The United Service Organization (USO) is created to entertain American troops, 1941
Lunar Orbiter 3 lifts off from Cape Canaveral's Launch Complex 13 on its mission to identify possible landing sites for the Surveyor and Apollo spacecraft, 1967
After at first contesting the results, Serbian President Slobodan Milosevic recognizes opposition victories in the November 1996 elections, 1997
Facebook, a mainstream online social network is founded by Mark Zuckerberg, 2004
The Federal Court of Australia's ruling in Roadshow Films v iiNet sets a precedent that Internet service providers (ISPs) are not responsible for what their users do with the services the ISPs provide them, 2010

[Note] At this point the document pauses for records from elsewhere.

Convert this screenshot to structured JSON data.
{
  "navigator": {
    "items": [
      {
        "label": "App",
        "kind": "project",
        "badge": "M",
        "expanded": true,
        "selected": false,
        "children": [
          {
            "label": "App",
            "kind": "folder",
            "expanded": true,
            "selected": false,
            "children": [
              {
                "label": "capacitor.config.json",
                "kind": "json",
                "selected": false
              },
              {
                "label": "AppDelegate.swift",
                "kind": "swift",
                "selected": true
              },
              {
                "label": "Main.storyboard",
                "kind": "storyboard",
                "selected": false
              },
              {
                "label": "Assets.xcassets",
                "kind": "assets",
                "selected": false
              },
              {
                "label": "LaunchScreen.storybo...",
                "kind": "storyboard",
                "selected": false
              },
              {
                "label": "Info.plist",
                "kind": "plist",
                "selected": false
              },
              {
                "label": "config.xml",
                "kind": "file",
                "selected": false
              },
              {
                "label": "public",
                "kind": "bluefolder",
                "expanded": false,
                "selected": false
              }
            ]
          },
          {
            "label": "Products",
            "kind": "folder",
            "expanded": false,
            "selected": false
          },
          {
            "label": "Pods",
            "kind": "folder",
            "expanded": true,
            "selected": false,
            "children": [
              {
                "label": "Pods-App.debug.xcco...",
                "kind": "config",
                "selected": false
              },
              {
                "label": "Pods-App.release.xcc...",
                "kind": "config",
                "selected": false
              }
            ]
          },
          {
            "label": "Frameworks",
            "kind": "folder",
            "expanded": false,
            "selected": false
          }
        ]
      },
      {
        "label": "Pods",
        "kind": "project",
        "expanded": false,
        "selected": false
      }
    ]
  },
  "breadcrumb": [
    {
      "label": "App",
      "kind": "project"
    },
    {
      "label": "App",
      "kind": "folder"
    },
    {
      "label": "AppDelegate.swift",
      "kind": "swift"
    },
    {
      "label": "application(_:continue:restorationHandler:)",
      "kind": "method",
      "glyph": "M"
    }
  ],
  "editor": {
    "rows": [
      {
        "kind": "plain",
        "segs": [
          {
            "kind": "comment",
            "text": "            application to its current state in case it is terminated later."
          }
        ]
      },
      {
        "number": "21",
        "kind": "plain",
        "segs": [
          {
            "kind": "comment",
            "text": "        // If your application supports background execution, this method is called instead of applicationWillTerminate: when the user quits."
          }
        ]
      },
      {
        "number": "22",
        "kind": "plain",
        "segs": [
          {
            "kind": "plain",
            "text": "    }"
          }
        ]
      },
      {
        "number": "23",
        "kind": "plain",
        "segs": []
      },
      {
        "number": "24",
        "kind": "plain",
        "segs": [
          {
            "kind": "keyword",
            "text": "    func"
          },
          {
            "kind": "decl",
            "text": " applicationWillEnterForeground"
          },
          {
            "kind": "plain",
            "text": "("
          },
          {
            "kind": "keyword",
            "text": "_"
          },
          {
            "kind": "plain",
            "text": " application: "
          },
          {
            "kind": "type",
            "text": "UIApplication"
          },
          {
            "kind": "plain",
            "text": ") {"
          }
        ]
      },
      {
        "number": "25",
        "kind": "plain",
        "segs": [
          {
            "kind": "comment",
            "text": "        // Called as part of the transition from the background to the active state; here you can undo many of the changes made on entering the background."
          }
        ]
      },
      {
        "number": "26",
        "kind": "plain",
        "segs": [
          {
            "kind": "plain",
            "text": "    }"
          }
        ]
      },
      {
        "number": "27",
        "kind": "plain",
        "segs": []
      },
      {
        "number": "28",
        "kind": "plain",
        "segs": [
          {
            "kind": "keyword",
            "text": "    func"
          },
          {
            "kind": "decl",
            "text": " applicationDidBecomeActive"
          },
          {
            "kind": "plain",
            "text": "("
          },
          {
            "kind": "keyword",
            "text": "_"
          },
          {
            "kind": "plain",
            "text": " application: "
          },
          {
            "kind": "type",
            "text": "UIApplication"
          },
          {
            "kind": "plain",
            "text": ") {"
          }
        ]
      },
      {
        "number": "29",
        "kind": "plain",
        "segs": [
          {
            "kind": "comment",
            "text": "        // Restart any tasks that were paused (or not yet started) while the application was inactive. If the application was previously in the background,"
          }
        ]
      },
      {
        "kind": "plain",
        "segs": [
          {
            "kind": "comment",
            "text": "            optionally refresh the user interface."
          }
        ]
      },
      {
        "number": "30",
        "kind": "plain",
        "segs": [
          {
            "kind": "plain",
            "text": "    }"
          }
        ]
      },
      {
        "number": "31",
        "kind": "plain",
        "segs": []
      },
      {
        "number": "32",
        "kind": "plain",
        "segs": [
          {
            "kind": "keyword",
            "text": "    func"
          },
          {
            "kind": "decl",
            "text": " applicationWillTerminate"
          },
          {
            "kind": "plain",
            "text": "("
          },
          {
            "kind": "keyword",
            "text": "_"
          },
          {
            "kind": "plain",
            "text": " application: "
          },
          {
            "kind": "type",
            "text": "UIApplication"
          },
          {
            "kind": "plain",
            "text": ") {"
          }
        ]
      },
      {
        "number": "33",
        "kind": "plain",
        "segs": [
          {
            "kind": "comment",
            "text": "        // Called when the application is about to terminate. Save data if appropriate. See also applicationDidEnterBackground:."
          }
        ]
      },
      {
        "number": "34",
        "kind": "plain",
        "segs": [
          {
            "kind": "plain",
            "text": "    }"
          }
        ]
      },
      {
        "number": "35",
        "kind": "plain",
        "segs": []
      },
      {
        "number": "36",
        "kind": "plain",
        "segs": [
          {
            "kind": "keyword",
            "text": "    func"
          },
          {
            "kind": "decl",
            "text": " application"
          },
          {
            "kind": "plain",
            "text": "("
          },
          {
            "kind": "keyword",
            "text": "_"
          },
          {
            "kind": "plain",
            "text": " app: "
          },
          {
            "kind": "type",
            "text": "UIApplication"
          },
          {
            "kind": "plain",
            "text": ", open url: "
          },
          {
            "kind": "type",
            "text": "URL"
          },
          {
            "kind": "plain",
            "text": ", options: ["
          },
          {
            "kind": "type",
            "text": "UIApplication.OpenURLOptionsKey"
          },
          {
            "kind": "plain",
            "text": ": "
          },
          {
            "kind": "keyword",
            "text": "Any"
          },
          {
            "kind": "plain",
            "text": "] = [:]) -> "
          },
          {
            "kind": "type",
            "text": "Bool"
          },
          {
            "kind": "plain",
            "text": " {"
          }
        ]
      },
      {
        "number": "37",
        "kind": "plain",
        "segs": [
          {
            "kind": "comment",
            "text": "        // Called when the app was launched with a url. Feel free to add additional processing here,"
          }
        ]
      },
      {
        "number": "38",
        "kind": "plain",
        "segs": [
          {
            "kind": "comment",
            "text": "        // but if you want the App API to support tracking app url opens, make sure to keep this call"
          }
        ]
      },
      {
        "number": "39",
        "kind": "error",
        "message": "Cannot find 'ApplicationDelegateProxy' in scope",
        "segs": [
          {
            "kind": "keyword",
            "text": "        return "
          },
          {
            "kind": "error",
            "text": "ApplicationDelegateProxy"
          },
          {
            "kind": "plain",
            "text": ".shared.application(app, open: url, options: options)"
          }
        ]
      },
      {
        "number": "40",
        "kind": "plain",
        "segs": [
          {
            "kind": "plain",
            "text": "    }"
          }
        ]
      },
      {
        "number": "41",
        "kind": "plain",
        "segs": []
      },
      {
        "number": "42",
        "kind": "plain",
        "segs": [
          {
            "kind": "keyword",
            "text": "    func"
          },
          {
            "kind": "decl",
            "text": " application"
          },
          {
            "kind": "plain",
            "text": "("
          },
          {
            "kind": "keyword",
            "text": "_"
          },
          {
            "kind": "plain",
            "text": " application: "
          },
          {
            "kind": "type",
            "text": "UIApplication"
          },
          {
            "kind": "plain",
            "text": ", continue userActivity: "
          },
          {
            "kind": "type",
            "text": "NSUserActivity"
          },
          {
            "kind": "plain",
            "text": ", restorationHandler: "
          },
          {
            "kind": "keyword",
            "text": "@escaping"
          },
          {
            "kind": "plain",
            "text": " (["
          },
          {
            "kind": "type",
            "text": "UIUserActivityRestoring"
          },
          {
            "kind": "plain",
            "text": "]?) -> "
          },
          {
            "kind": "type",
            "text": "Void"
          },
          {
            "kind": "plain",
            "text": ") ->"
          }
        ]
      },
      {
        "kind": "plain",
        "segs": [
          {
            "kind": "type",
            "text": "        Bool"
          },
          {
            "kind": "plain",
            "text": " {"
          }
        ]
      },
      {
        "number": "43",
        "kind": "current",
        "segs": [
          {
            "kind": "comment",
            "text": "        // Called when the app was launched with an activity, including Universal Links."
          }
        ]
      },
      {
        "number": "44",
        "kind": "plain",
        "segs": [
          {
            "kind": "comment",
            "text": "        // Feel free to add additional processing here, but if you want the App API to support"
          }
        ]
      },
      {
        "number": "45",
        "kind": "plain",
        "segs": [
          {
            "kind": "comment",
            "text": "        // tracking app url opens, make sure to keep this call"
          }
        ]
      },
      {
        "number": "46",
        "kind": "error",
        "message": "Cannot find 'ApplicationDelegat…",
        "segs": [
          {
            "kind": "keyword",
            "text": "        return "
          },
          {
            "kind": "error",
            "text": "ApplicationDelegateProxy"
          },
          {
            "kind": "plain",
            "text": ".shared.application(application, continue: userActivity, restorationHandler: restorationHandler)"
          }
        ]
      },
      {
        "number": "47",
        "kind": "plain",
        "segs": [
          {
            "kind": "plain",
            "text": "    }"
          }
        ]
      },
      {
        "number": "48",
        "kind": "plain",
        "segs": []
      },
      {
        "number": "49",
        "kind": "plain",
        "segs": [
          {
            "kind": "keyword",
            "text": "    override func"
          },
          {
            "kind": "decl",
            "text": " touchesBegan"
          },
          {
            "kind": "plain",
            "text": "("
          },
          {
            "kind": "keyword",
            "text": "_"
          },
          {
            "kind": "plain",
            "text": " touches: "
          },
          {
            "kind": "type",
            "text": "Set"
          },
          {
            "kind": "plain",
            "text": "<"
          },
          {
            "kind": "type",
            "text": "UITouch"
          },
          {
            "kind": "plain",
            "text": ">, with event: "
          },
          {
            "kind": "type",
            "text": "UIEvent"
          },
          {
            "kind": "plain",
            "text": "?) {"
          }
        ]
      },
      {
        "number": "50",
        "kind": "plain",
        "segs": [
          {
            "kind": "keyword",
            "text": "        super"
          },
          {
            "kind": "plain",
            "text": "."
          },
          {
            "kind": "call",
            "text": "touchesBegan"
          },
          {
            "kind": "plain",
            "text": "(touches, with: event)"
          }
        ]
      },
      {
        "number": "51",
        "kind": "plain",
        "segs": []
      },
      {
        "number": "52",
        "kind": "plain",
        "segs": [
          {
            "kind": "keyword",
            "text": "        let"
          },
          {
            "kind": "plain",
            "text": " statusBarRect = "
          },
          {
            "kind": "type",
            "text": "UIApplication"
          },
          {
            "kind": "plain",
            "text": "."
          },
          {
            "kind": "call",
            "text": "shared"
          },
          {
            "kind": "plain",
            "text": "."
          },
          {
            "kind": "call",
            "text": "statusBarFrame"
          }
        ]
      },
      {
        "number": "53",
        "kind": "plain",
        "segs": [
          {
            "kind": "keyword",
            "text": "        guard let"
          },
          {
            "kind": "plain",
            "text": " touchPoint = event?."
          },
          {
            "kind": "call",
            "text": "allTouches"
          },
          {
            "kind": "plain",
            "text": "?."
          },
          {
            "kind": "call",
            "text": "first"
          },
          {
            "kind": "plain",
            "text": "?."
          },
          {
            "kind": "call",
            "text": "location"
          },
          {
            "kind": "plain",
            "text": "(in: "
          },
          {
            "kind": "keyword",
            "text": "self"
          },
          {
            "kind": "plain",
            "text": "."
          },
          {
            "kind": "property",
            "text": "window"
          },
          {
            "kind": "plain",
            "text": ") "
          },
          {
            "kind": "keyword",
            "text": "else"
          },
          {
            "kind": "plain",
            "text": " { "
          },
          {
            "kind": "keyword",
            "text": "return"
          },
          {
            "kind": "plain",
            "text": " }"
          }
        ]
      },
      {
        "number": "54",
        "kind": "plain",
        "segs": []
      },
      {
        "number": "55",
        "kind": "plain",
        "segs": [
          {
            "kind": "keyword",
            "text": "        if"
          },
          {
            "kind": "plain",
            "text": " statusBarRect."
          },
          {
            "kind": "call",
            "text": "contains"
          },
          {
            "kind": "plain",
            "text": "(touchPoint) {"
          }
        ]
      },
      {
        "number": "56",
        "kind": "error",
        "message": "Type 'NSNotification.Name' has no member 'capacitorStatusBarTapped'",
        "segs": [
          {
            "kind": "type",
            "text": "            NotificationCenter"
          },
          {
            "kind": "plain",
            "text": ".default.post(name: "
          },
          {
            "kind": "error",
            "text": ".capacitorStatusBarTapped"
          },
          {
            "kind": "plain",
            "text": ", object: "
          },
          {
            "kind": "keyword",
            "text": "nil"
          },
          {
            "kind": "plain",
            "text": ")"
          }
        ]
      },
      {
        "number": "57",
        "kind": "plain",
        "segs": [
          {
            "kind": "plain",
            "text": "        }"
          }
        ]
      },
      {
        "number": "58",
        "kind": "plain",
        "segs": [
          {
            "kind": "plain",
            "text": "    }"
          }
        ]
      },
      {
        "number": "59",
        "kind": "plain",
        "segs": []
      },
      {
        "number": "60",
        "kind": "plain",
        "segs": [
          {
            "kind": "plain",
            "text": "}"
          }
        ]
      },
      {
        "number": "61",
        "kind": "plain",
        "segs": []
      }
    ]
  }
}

3 comments:

  1. Kids say the earnest things! Wasn't there a TV program called this?

    ReplyDelete
  2. Sounds like a smart kid to me...

    ReplyDelete
  3. Actually, the original of that was Art Linkletter's House Party, and he wrote the book called Kids Say The Darnedest Things based on what kids told him on the show. Later, Bill Cosby did a show by that title, and based on how Linkletter used to interview the kids to get them to pop out with those gems.

    Merry, he must be, indeed.

    ReplyDelete